Some may also be thinking that during the winter months, there isn’t enough light to capture enough rays. On a sunny winter day, you could still produce 10Kw of electricity (enough to power a portable electric heater for 3 hours). You may feel that the savings wouldn’t be enough to make a difference to heating bills in winter, however, we must also remember that our summers are getting warmer, so you could run an air-cooling system with the free electricity off the roof.
How much do they cost?
This will of course vary depending upon the size of the property and some other variables but according the Energy Savings Trust a 3.5kWp average domestic solar PV system will cost around £4,500. At the time of writing this is VAT exempt. In our experience the cost at the time of writing (Jan 2023) is closer to £5,500. The availability of materials and contractors has a major baring on the cost. There are variables which include things like ease of access to the roof, whether you choose panels or tiles, whether they are integrated into the structure of the roof or they sit on top. They are relatively low maintenance once installed, some coming with guarantees of 20 years and the only part you are likely to need to replace over that time is an inverter, which costs around £800, but these can last up to 25 years, so it shouldn’t be a concern early on. There is also a consideration as to whether you purchase a battery too. These are expensive, around £5,000 for a 10KW but will be more cost effective in the long term than selling your excess power back to the national grid.

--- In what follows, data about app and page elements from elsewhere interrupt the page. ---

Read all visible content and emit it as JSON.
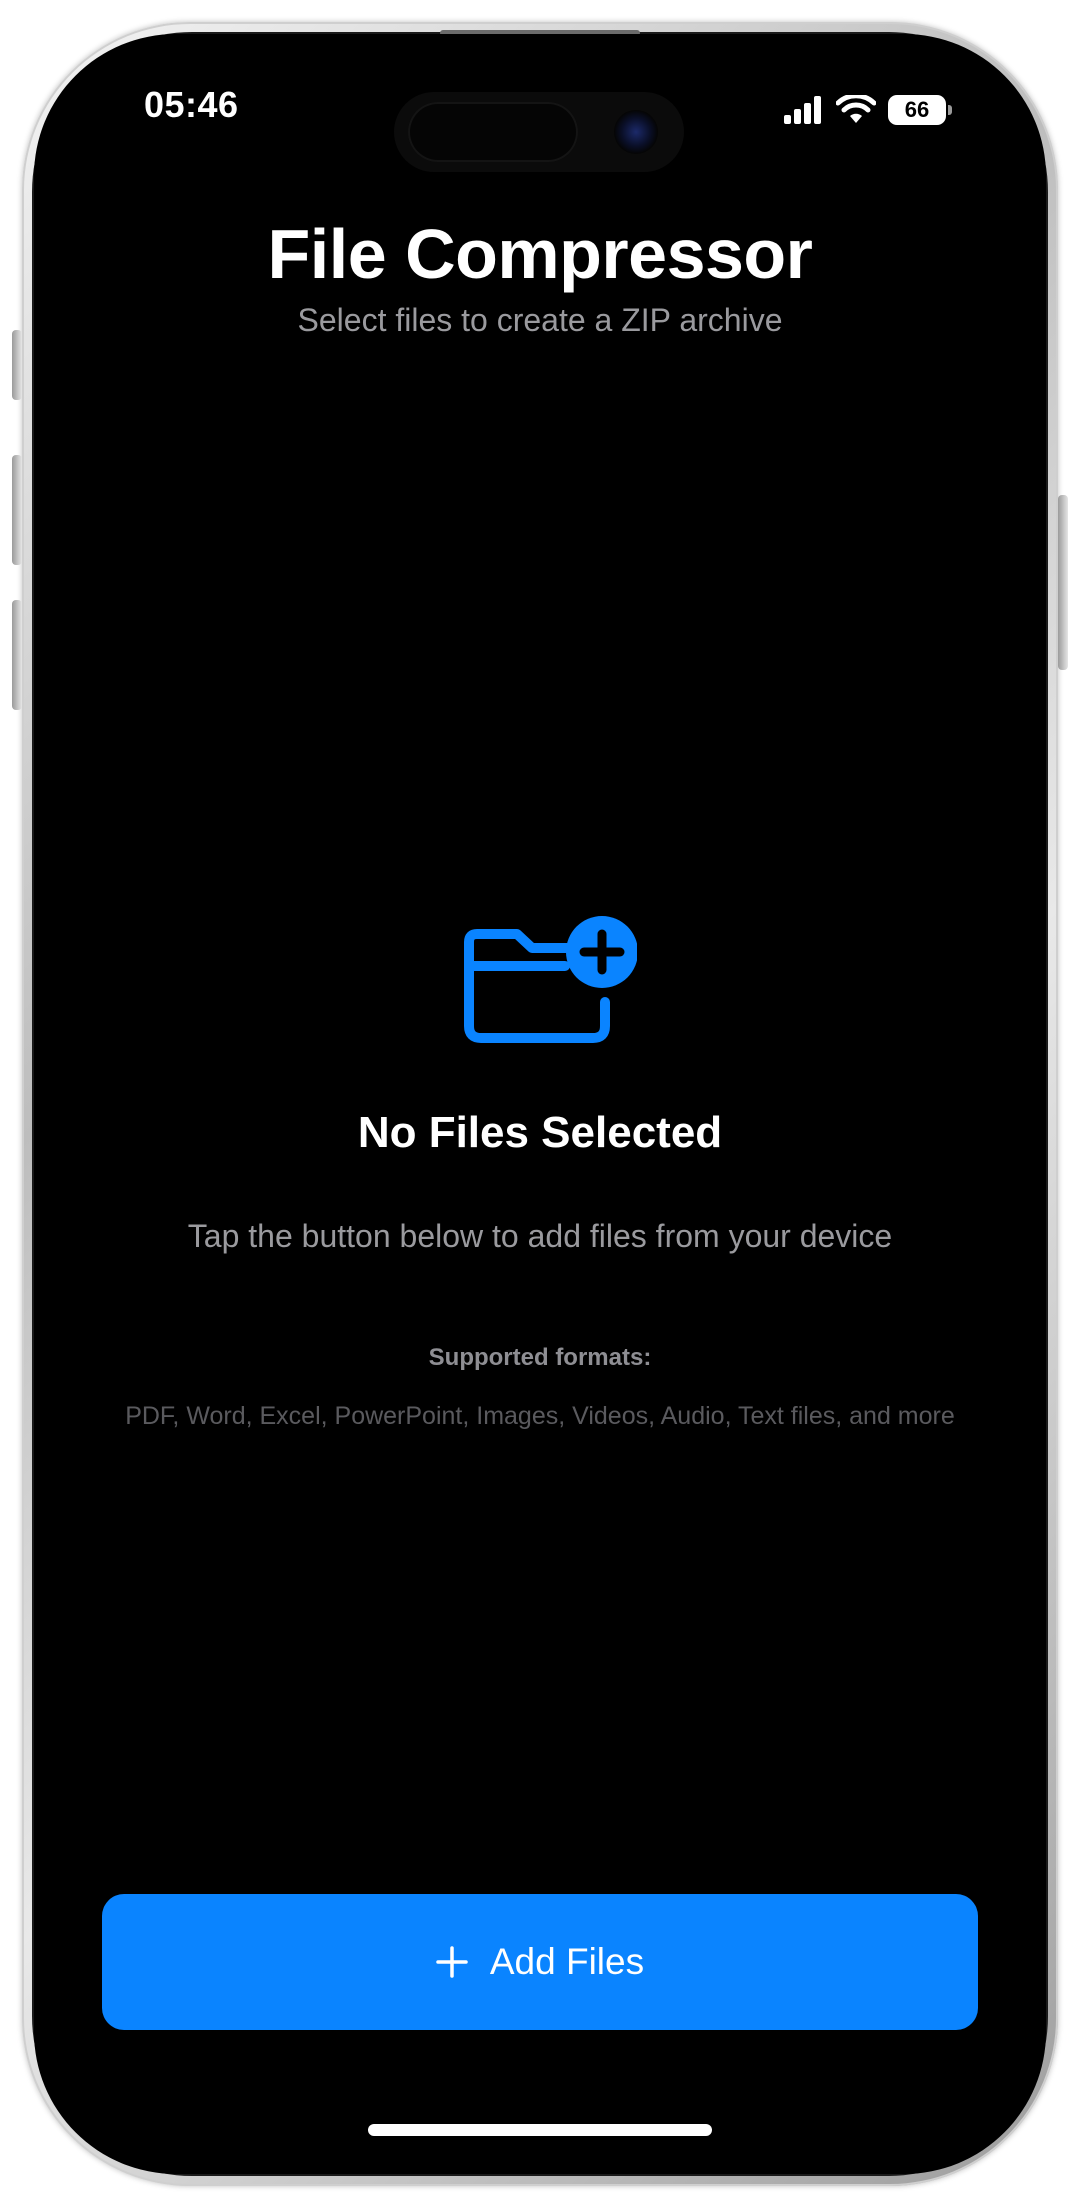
{
  "status_bar": {
    "time": "05:46",
    "battery_level": "66",
    "icons": [
      "cellular-signal-icon",
      "wifi-icon",
      "battery-icon"
    ]
  },
  "header": {
    "title": "File Compressor",
    "subtitle": "Select files to create a ZIP archive"
  },
  "empty_state": {
    "icon": "folder-plus-icon",
    "title": "No Files Selected",
    "description": "Tap the button below to add files from your device",
    "formats_label": "Supported formats:",
    "formats_list": "PDF, Word, Excel, PowerPoint, Images, Videos, Audio, Text files, and more"
  },
  "actions": {
    "add_files_label": "Add Files",
    "add_files_icon": "plus-icon"
  },
  "colors": {
    "accent": "#0a84ff",
    "background": "#000000",
    "text_primary": "#ffffff",
    "text_secondary": "#9a9a9e",
    "text_tertiary": "#5a5a5e"
  }
}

A solar thermal system (which heats up your hot water) will cost around £4,000 for a 300-litre water cylinder. Solar thermal is not as worthwhile as solar PV. This is because producing electric could still heat up the hot water through the immersion heater on the hot water tank. Solar thermal also requires a pipe run from the roof and the hot water cylinder has to be suitable for solar thermal. Solar thermal is often installed in addition to solar PV when a property is significantly refurbished.

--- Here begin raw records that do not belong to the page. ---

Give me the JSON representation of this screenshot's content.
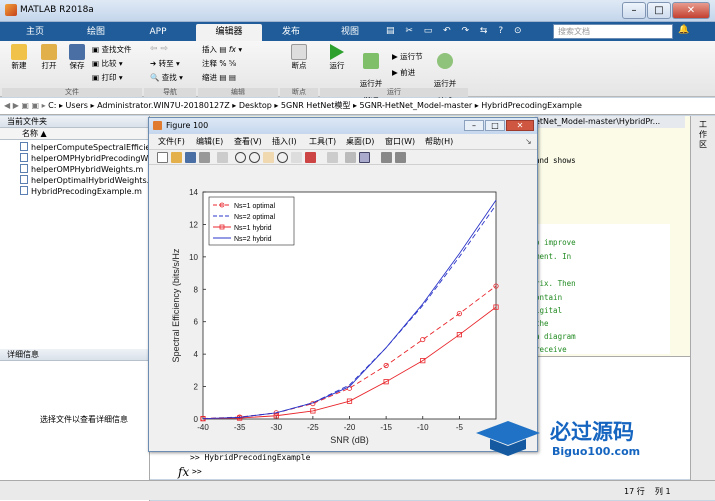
{
  "window": {
    "title": "MATLAB R2018a"
  },
  "tabs": [
    {
      "label": "主页"
    },
    {
      "label": "绘图"
    },
    {
      "label": "APP"
    },
    {
      "label": "编辑器"
    },
    {
      "label": "发布"
    },
    {
      "label": "视图"
    }
  ],
  "search_placeholder": "搜索文档",
  "ribbon": {
    "new": "新建",
    "open": "打开",
    "save": "保存",
    "find_files": "查找文件",
    "compare": "比较",
    "print": "打印",
    "goto": "转至",
    "find": "查找",
    "insert": "插入",
    "comment": "注释",
    "indent": "缩进",
    "fx": "fx",
    "breakpoints": "断点",
    "run": "运行",
    "run_advance": "运行并\n前进",
    "run_section": "运行节",
    "advance": "前进",
    "run_time": "运行并\n计时",
    "groups": {
      "file": "文件",
      "nav": "导航",
      "edit": "编辑",
      "bp": "断点",
      "run": "运行"
    }
  },
  "address": {
    "drive": "C:",
    "parts": [
      "Users",
      "Administrator.WIN7U-20180127Z",
      "Desktop",
      "5GNR HetNet模型",
      "5GNR-HetNet_Model-master",
      "HybridPrecodingExample"
    ]
  },
  "left_panel": {
    "title": "当前文件夹",
    "col_name": "名称",
    "files": [
      "helperComputeSpectralEfficiency.m",
      "helperOMPHybridPrecodingWeights.m",
      "helperOMPHybridWeights.m",
      "helperOptimalHybridWeights.m",
      "HybridPrecodingExample.m"
    ],
    "details_title": "详细信息",
    "details_hint": "选择文件以查看详细信息"
  },
  "editor_tab": "etNet_Model-master\\HybridPr...",
  "editor_lines": [
    "and shows",
    "o improve",
    "ment. In",
    "rix. Then",
    "ontain",
    "igital",
    "the",
    "a diagram",
    "receive"
  ],
  "command": {
    "history": ">> HybridPrecodingExample",
    "prompt": ">>",
    "fx": "fx"
  },
  "right_strip": "工作区",
  "status": {
    "row_label": "行",
    "row": "17",
    "col_label": "列",
    "col": "1"
  },
  "figure": {
    "title": "Figure 100",
    "menu": [
      "文件(F)",
      "编辑(E)",
      "查看(V)",
      "插入(I)",
      "工具(T)",
      "桌面(D)",
      "窗口(W)",
      "帮助(H)"
    ]
  },
  "chart_data": {
    "type": "line",
    "xlabel": "SNR (dB)",
    "ylabel": "Spectral Efficiency (bits/s/Hz",
    "xlim": [
      -40,
      0
    ],
    "ylim": [
      0,
      14
    ],
    "xticks": [
      -40,
      -35,
      -30,
      -25,
      -20,
      -15,
      -10,
      -5
    ],
    "yticks": [
      0,
      2,
      4,
      6,
      8,
      10,
      12,
      14
    ],
    "legend_position": "top-left",
    "x": [
      -40,
      -35,
      -30,
      -25,
      -20,
      -15,
      -10,
      -5,
      0
    ],
    "series": [
      {
        "name": "Ns=1 optimal",
        "color": "#e8262b",
        "dash": true,
        "marker": "circle",
        "values": [
          0.03,
          0.12,
          0.38,
          0.95,
          1.9,
          3.3,
          4.9,
          6.5,
          8.2
        ]
      },
      {
        "name": "Ns=2 optimal",
        "color": "#2b35c8",
        "dash": true,
        "marker": "none",
        "values": [
          0.02,
          0.1,
          0.38,
          1.0,
          2.1,
          4.4,
          7.0,
          10.0,
          13.2
        ]
      },
      {
        "name": "Ns=1 hybrid",
        "color": "#e8262b",
        "dash": false,
        "marker": "square",
        "values": [
          0.02,
          0.06,
          0.2,
          0.5,
          1.1,
          2.3,
          3.6,
          5.2,
          6.9
        ]
      },
      {
        "name": "Ns=2 hybrid",
        "color": "#2b35c8",
        "dash": false,
        "marker": "none",
        "values": [
          0.02,
          0.1,
          0.38,
          1.0,
          2.0,
          4.4,
          7.1,
          10.2,
          13.5
        ]
      }
    ]
  },
  "watermark": {
    "main": "必过源码",
    "sub": "Biguo100.com"
  }
}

What are the savings?
This will be determined by your energy supplier and the type of tariff that they offer. However, according to the Energy Savings Trust, the amount you could save with solar PV could be between £500 -£600 per annum for a property where someone is home all day and around £200 -£350 for a house when people are predominantly out of the house during the day. With current energy prices set to increase further, this amount is likely to go up, increasing the savings you could make. Adding a battery could significantly improve the return especially if you are out during the day. There is also the option to sell back some energy to the national grid. Although this is no where near as profitable as it once was, this is still a way to make more money from your investment. When it comes to selling excess power back to the national grid, the amount a company is willing to pay will vary considerably. Check out moneysavingexpert.com to see the current rates.
What are the benefits?

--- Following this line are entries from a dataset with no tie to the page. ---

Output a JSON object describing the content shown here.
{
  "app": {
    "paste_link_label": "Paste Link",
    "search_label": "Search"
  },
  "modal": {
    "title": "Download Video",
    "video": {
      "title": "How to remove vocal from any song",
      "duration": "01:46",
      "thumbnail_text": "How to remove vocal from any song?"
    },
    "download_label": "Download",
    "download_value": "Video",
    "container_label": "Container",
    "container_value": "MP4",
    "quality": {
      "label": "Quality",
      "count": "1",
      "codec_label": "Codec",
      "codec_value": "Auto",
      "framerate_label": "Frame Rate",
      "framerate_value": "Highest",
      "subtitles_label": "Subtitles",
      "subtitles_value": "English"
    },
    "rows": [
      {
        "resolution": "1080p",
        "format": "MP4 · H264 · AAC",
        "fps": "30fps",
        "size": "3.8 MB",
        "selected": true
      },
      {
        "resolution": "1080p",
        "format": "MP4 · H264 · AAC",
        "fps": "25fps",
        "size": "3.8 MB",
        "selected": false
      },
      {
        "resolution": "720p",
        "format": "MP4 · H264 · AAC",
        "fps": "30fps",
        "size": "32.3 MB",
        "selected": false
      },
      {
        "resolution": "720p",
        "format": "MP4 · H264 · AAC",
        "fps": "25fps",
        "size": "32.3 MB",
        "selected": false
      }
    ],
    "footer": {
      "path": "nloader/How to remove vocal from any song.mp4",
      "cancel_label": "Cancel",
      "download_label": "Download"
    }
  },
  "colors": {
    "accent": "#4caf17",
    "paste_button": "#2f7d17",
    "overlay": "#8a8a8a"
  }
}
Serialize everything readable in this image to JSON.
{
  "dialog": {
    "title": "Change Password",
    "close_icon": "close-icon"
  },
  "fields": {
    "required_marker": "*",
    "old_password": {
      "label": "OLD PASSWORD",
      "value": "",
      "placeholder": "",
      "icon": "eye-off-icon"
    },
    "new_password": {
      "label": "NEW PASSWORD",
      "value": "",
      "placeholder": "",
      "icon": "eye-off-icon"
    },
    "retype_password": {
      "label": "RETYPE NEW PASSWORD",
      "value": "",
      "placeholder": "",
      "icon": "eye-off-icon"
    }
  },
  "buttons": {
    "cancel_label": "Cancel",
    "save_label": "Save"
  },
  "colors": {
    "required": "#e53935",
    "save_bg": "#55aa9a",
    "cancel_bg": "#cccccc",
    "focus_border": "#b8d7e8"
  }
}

There are three main benefits really. Firstly, moving away from our reliance on fossil fuels which is an inevitable step as we try and reduce global warming and also as we focus more on energy security as a nation. Secondly, the financial savings that could be made to energy bills and thirdly, by installing solar panels you are future proofing the property. We expect that over the next few years that mortgage companies will offer better rates for energy efficient homes. So whether you are looking to sell the property in the mid term or hang onto it as a long term investment, solar panels are a good capital investment.
If you are a landlord looking to improve your EPC in order to continue letting your property then in some circumstances solar PV could be the most cost effective immediate fix.
If you would like to find out more about the feasibility of Solar PV for a specific property, then this online calculator is a useful place to start. To find out what impact solar panels will have on a properties EPC then please get in touch with us.